Apollo 11 also placed a symbol of peace on the lunar surface. They left a gold pin shaped like an olive branch. They also left two medallions behind to acknowledge their Soviet space comrades. One medal honored Yuri Gagarin, the first man to orbit the earth. He was killed in an aircraft accident in 1968 Another medal was for the memory of astronaut Vladimir Komarov. He was known as the “man who fell from space”. Komarov died in 1967 when his capsule, Soyuz 1, crashed and burned while returning to earth.
Another item Apollo 11 left on the lunar surface was a small silicon disc containing messages from 73 world leaders. The disc was about the size of a Kennedy half dollar and kept inside an aluminum capsule. It was small and nearly forgotten about in all the busyness of the trip. At the last minute it was dropped in the Sea of Tranquility. On it were uplifting messages from around the world, including words from four of the US presidents—Eisenhower, Kennedy, Johnson, and Nixon. One message from Pierre Trudeau of Canada said “Man has reached out and touched the tranquil moon. May that high accomplishment allow man to rediscover the Earth and find peace.”
How about something left just for fun? Apollo 14 left behind two golf balls. In 1971 we saw Alan Shepard’s version of golf on the moon. Through some fuzzy black and white images we made out Shepard hitting a few golf balls with his improvised club. You can watch it again on U tube. It’s amazing to observe a bit of history any time we want simply by turning to our phone or computer!
In August of 1971 David Scott left his object of remembrance on the moon. Before Apollo 15 returned to Earth, Scott left a paper copy of a Bible on the dashboard of their Lunar Roving Vehicle. Many Roving Vehicles, Orbiters, and other discarded rockets were left behind on the moon after serving their purpose.
In 1972, Apollo 16 astronaut Charlie Duke left behind a signed photograph of his family. It was a simple gesture –just a family picture taken of himself, his wife, and their two young sons. Over time, in the moon’s lack of atmosphere, this image has certainly faded away. But the sentiment remains. Perhaps this was Duke’s way of sharing the wonderful moon experience with his family and making them a part of it!
There might not have been as many successful moon landings without Gene Shoemaker, a US geologist. He spent his life studying terrestrial craters, discovering comets, training astronauts, and reporting on moon missions. He provided television commentary during Apollo 11. He and wife Carolyn each discovered more than 30 comets apiece and hundreds of asteroids. They were the Mom and Pop team of astronomy!

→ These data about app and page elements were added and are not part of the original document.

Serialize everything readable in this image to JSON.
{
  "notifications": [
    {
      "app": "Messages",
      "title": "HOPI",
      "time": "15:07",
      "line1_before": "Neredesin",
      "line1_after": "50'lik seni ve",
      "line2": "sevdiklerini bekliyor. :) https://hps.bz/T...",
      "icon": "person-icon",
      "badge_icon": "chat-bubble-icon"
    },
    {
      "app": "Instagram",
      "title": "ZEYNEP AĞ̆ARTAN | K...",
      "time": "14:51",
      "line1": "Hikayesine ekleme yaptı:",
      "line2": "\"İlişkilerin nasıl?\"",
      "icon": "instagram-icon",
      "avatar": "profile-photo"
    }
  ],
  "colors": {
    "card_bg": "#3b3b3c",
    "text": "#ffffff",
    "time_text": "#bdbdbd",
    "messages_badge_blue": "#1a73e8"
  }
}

Shoemaker had always hoped to travel to the moon, but health problems prevented it. Not being able to go to the moon was his greatest regret in life.
He passed away in 1997 doing what he loved—-searching for impact craters around the world. He was in a car accident in Australia. In 1999 some of his ashes were sent to the moon. They are the only human remains there. An unmanned Lunar Prospector Orbiter carried his ashes. It crashed on purpose into the lunar surface at what is now known as Shoemaker’s Crater. So he really did achieve his goal and got to the moon after all!.
What else is on the moon? Neil Armstrong’s 1969 footprints are there. They are cataloged and noted as inventory left. Without atmosphere these footprints could last for millions of years! That’s something to think about. Footprints from 53 years ago! They’re on that Sturgeon Full Moon! They’re possibly around for all time!